Much has been speculated about Trump's Supreme Court nominee Brett Kavanaugh's opinions on hot button issues, such as abortion and whether he considers Roe v. Wade to be "settled law."

What constitutes precedent and when can it be overruled were at issue in the D.C. Circuit's recent decision to block the Anthem-Cigna merger. Judge Kavanaugh dissented from the majority's opinion in that case, and he was criticized by the majority for not properly respecting Supreme Court precedent.

Can we learn anything from his dissent about whether and to what extent he considers established Supreme Court precedent to be binding or persuasive authority?

The Anthem-Cigna Antitrust Case

The Obama Department of Justice and multiple states sued to stop the merger of Anthem and Cigna, two of the nation's larges health insurance providers. The government argued that the merger would substantially lessen competition in the market for employers purchasing insurance. After a six-week trial, the D.C. District Court agreed and enjoined the merger under Section 7 of the Clayton Act.

There were two main issues on appeal: (1) whether courts can consider efficiencies as a defense to illegality under Section 7; and (2) whether the District Court erred in holding that Anthem's purported efficiencies were sufficient to overcome the anticompetitive effects of the merger. Anthem argued that the court had overlooked the cost savings that could be generated from the larger combined entity negotiating more favorable rates with healthcare providers.

In a 2-1 decision, the D.C. Circuit affirmed the lower court's ruling. The majority expressed some skepticism about whether efficiencies could be an ultimate defense to Section 7 illegality because of the Supreme Court's 1967 decision in FTC v. Procter & Gamble, 386 U.S. 568 (1967), that "possible economies cannot be used as a defense to illegality."

The majority noted that, despite the "clear holding of Procter & Gamble," which has not been explicitly overruled, some courts of appeals had recognized the use of efficiencies evidence in rebutting a prima facie case. In the Anthem-Cigna case, however, the D.C. Circuit sidestepped the issue by assuming that, even if efficiencies could be a defense, the District Court did not clearly err in rejecting Anthem's efficiencies defense. The majority also doubted whether there would be any such efficiencies or that any cost savings would be passed along to the employers.

Judge Kavanaugh's Dissent

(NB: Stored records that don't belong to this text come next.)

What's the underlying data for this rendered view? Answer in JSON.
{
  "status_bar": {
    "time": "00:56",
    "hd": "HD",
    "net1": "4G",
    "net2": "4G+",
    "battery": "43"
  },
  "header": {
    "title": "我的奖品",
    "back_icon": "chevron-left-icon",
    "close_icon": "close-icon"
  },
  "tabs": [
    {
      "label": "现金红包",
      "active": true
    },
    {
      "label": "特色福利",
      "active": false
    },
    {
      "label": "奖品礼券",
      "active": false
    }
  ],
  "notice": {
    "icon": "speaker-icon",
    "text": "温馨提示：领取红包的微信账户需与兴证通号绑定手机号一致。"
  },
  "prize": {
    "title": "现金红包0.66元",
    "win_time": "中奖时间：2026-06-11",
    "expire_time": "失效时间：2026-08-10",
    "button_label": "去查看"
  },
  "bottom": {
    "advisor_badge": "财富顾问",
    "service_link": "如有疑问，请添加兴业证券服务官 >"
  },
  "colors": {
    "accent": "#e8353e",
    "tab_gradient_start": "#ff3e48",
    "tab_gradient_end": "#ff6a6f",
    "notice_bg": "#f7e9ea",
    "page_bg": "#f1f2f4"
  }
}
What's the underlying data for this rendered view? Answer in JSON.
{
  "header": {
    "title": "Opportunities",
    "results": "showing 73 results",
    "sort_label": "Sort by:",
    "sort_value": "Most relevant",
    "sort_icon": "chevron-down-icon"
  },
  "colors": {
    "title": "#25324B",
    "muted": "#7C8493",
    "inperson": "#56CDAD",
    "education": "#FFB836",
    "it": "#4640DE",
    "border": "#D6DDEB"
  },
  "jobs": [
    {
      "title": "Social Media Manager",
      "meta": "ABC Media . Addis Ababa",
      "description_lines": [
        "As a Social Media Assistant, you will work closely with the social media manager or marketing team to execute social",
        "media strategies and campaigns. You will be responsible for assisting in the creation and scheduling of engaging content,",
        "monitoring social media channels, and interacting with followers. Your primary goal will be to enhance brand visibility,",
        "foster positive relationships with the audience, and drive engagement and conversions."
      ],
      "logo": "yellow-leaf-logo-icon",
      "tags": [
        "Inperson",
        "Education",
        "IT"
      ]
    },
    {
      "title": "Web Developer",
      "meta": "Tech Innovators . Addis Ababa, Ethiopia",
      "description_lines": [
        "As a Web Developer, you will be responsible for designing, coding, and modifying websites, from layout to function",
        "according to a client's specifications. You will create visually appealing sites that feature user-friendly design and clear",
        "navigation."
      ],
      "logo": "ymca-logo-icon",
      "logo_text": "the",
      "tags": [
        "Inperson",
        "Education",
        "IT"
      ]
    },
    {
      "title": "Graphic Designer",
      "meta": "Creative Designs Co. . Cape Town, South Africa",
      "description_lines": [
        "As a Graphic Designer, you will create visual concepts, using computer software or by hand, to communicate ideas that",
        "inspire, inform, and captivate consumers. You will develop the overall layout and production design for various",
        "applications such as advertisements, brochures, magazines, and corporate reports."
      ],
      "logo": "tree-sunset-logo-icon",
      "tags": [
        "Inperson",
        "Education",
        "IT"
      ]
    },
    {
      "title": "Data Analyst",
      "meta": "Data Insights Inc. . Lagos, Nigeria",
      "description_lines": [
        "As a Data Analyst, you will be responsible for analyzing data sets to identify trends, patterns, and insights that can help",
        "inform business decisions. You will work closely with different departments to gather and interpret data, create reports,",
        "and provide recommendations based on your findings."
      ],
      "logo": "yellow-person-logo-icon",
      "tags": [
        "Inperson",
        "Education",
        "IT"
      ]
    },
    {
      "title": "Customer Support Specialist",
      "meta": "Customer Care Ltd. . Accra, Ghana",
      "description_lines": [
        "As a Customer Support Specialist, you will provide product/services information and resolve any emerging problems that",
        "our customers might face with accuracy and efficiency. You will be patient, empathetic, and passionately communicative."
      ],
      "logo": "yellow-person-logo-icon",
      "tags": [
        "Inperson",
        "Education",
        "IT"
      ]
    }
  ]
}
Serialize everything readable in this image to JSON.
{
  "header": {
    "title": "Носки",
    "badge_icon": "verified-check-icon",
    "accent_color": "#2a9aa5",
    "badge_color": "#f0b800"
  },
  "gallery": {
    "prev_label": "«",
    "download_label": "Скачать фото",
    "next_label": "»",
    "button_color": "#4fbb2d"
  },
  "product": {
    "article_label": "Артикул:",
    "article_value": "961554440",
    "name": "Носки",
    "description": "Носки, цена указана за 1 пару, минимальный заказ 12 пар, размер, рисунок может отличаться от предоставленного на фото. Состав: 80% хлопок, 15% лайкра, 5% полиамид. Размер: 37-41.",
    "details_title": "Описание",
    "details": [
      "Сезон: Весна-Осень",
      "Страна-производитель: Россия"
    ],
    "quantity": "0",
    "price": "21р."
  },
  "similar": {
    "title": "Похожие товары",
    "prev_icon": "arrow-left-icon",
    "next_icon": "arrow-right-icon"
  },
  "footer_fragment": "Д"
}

Judge Kavanaugh wrote a dissenting opinion in which he determined the District Court erred by not considering that the combined Anthem-Cigna would have been able to negotiate lower provider rates, which he believed would be passed through to employers.

In reaching his dissenting opinion, Kavanaugh first argued that, despite the language from Procter & Gamble, efficiencies could be considered in a Section 7 case under a "modern" antitrust analysis. Describing the history of merger enforcement under antitrust law, Kavanaugh explained that in the 1960s the Supreme Court construed Section 7 to prohibit virtually any horizontal mergers, but subsequently cut those precedents back beginning with its 1974 decision in United States v. General Dynamics Corp., 415 U.S. 486 (1974). Thus, Kavanaugh argued that the D.C. Circuit is bound by this "modern approach taken by the Supreme Court" rather than the precise language in the outdated decision in Procter & Gamble.

The majority criticized Kavanaugh's "wishful assertion" that the older Procter & Gamble precedent could be "disregarded ... because it preceded the 'modern approach'" that Kavanaugh preferred. "Put differently, our dissenting colleague applies the law as he wishes it were, not as it currently is." Even if the Supreme Court has not recently opined on the issue, explained Judge Rogers for the majority,"it still is not a lower court's role to ignore on-point precedent so as to adhere to what might someday become Supreme Court precedent."

What Does This Mean?

The majority's critique of Kavanaugh's respect for precedent may foreshadow some of the questions he will be asked during his confirmation hearings, especially with respect to Roe v. Wade. Of course, if confirmed as a Supreme Court Justice, Kavanaugh would not be in the position of a lower court constrained by binding precedent, as he was in the Anthem-Cigna merger. Instead, he truly would be in a position to decide "what might someday become Supreme Court precedent."